#### What is expected:
Find the lines below that include the word "thumbs" and report how many there are, with no other text.

#### Items from a data source:
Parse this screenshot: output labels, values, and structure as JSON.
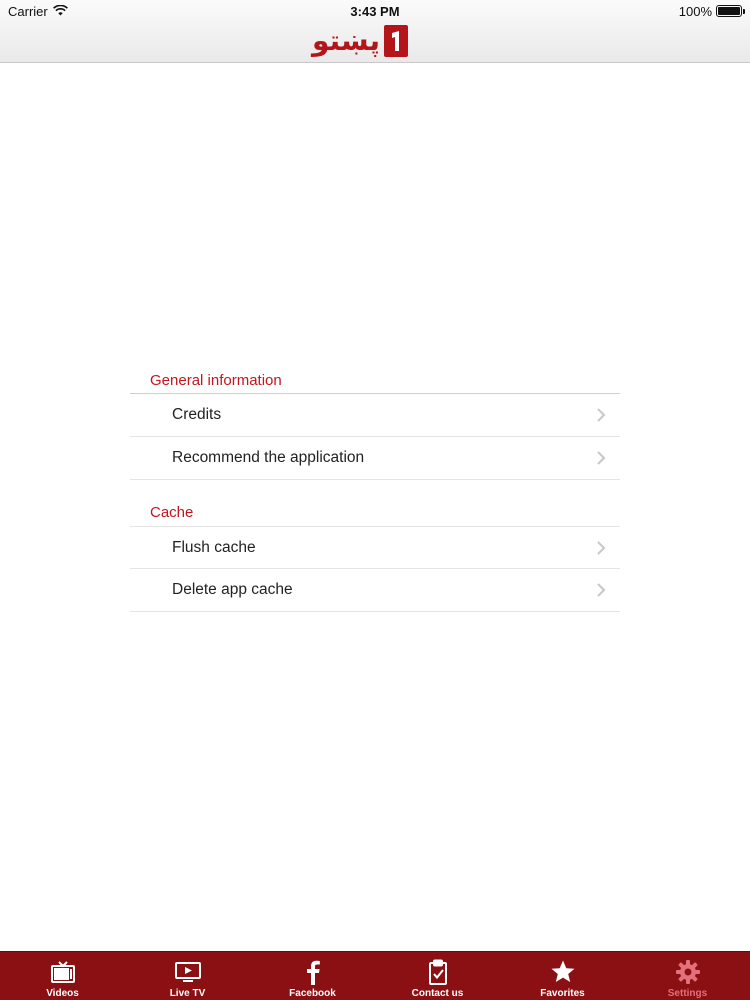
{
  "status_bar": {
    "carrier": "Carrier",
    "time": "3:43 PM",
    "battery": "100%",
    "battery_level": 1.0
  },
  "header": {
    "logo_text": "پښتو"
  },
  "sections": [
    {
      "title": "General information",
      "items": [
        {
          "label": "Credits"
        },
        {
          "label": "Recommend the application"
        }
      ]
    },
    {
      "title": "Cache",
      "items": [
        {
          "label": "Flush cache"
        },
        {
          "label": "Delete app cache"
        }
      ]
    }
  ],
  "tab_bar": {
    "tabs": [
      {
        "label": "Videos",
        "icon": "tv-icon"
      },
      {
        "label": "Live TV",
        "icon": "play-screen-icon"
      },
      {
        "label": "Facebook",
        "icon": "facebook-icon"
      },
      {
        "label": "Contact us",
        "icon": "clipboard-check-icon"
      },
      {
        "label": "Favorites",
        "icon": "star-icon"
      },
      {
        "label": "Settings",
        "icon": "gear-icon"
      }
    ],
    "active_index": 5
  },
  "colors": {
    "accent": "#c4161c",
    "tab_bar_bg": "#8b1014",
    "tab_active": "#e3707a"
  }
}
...
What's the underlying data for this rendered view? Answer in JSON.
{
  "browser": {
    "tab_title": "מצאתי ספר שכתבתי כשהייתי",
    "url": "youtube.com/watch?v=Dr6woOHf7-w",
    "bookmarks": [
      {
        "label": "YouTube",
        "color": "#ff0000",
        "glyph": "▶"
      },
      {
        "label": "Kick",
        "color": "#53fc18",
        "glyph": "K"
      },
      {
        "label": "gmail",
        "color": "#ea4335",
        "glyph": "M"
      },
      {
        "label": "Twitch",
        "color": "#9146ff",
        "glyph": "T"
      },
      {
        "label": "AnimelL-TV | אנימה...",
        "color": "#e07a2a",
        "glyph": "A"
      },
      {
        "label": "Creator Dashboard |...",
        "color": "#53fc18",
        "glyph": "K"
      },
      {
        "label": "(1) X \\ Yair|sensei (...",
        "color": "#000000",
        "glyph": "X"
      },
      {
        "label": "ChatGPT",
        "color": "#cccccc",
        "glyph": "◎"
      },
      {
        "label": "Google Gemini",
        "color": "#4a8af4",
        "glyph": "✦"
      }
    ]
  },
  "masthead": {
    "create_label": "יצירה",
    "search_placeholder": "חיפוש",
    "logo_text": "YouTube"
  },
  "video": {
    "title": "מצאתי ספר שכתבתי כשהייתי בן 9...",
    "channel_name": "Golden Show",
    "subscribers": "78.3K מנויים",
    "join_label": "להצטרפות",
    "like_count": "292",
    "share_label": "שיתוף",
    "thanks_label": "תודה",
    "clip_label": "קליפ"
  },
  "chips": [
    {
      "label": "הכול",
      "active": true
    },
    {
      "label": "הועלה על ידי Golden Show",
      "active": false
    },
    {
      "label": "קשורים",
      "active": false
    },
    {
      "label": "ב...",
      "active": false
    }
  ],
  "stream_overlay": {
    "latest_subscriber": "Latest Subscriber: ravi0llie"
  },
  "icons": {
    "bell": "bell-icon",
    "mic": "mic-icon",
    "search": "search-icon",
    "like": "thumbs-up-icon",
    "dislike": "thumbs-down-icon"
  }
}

#### Problem solution:
2